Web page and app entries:

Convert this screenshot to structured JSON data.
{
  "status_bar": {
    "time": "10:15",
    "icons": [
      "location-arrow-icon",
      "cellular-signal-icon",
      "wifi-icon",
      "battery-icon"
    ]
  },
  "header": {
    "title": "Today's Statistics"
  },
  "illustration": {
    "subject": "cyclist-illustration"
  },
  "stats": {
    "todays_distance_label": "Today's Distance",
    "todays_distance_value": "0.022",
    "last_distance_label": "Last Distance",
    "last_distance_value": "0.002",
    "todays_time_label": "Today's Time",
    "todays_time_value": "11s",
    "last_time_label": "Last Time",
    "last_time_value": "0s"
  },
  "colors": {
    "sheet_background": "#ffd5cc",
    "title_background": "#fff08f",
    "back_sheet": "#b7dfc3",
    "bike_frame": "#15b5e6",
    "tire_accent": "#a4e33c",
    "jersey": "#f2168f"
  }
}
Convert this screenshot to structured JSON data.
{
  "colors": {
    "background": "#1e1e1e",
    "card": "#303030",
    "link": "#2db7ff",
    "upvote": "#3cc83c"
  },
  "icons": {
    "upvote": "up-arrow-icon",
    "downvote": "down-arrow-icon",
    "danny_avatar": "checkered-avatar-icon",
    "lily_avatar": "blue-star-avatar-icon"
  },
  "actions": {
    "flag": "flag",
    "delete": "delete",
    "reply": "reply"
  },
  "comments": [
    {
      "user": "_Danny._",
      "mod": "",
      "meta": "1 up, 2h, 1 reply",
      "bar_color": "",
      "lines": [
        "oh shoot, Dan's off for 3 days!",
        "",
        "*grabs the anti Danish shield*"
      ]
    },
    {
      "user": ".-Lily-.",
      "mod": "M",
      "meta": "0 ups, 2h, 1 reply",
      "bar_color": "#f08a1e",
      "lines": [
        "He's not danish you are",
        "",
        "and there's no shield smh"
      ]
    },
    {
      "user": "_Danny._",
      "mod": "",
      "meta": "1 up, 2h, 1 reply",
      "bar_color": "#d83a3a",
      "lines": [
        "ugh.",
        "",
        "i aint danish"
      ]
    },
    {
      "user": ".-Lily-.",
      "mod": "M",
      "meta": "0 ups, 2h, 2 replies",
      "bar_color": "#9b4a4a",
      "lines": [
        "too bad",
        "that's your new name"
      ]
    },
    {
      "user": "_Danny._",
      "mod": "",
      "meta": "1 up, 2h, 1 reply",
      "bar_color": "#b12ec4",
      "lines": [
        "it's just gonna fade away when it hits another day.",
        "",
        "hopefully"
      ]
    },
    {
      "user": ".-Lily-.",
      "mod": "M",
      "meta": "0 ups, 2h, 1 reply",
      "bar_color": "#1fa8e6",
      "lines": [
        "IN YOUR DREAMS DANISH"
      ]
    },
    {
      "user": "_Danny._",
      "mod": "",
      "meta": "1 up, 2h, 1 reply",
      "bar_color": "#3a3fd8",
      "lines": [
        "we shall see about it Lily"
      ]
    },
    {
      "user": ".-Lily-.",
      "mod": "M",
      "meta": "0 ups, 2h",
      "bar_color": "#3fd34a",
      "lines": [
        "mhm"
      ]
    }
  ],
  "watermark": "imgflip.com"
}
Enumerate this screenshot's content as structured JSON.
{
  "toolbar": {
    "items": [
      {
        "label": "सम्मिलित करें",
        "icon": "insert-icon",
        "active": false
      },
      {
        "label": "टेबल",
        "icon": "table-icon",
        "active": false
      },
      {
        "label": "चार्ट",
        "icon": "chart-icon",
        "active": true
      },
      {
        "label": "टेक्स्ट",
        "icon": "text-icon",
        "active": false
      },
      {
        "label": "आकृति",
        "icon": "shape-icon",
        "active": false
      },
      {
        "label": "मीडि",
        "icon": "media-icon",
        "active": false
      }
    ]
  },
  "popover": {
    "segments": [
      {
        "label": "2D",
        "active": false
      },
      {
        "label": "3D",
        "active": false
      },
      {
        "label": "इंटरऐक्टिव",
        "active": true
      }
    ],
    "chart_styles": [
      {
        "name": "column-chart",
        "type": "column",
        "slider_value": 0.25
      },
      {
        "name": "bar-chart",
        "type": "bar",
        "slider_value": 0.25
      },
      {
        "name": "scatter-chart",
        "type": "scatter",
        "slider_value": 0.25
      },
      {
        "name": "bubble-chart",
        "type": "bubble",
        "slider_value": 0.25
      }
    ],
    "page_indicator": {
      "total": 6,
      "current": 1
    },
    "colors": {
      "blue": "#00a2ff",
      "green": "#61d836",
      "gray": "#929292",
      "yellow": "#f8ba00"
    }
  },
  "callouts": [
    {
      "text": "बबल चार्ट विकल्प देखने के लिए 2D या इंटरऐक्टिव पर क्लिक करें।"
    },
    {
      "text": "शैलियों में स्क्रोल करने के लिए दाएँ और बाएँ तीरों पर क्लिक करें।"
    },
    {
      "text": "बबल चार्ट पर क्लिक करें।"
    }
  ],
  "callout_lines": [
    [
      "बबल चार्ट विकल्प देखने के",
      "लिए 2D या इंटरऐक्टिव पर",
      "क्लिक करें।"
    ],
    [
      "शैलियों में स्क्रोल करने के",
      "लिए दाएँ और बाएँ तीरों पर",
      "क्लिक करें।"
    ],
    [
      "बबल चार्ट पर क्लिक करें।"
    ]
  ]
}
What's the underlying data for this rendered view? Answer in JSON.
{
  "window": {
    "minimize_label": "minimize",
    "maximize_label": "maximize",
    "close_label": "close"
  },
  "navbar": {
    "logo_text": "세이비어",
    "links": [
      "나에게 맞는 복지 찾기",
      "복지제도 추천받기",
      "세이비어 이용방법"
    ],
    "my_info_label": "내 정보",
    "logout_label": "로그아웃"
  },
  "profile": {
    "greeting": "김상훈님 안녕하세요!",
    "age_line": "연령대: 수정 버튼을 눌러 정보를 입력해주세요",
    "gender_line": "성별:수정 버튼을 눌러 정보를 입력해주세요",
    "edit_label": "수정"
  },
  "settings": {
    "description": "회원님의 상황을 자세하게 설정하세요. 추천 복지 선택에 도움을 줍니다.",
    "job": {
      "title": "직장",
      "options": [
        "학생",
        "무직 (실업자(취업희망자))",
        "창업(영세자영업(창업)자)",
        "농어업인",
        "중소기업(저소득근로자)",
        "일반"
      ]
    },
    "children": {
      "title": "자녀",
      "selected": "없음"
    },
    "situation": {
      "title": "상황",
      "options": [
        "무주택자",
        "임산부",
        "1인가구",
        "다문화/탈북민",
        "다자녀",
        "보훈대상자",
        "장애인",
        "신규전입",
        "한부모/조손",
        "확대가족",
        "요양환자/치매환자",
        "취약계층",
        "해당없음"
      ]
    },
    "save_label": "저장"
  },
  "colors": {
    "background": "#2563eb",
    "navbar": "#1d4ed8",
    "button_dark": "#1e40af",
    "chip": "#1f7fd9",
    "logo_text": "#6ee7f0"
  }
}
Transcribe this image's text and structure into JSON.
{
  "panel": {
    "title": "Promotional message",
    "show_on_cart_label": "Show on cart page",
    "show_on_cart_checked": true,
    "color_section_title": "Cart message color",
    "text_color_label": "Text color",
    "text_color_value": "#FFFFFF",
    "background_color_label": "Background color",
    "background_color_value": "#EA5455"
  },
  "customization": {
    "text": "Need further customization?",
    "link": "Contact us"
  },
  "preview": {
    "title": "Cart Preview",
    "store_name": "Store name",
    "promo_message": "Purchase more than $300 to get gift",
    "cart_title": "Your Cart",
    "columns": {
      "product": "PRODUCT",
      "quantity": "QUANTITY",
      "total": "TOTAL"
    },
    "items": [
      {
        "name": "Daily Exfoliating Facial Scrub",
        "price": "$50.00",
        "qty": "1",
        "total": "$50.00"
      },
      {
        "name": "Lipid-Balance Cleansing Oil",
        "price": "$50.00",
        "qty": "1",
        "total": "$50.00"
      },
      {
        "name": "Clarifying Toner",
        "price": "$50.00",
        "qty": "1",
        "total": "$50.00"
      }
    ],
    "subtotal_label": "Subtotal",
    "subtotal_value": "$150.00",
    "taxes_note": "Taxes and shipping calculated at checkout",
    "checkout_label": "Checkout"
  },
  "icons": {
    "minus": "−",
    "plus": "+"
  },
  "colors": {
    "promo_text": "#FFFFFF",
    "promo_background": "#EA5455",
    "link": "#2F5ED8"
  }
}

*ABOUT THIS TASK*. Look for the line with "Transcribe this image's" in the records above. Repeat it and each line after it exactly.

*RESULT*.
Transcribe this image's text and structure into JSON.
{
  "panel": {
    "title": "Promotional message",
    "show_on_cart_label": "Show on cart page",
    "show_on_cart_checked": true,
    "color_section_title": "Cart message color",
    "text_color_label": "Text color",
    "text_color_value": "#FFFFFF",
    "background_color_label": "Background color",
    "background_color_value": "#EA5455"
  },
  "customization": {
    "text": "Need further customization?",
    "link": "Contact us"
  },
  "preview": {
    "title": "Cart Preview",
    "store_name": "Store name",
    "promo_message": "Purchase more than $300 to get gift",
    "cart_title": "Your Cart",
    "columns": {
      "product": "PRODUCT",
      "quantity": "QUANTITY",
      "total": "TOTAL"
    },
    "items": [
      {
        "name": "Daily Exfoliating Facial Scrub",
        "price": "$50.00",
        "qty": "1",
        "total": "$50.00"
      },
      {
        "name": "Lipid-Balance Cleansing Oil",
        "price": "$50.00",
        "qty": "1",
        "total": "$50.00"
      },
      {
        "name": "Clarifying Toner",
        "price": "$50.00",
        "qty": "1",
        "total": "$50.00"
      }
    ],
    "subtotal_label": "Subtotal",
    "subtotal_value": "$150.00",
    "taxes_note": "Taxes and shipping calculated at checkout",
    "checkout_label": "Checkout"
  },
  "icons": {
    "minus": "−",
    "plus": "+"
  },
  "colors": {
    "promo_text": "#FFFFFF",
    "promo_background": "#EA5455",
    "link": "#2F5ED8"
  }
}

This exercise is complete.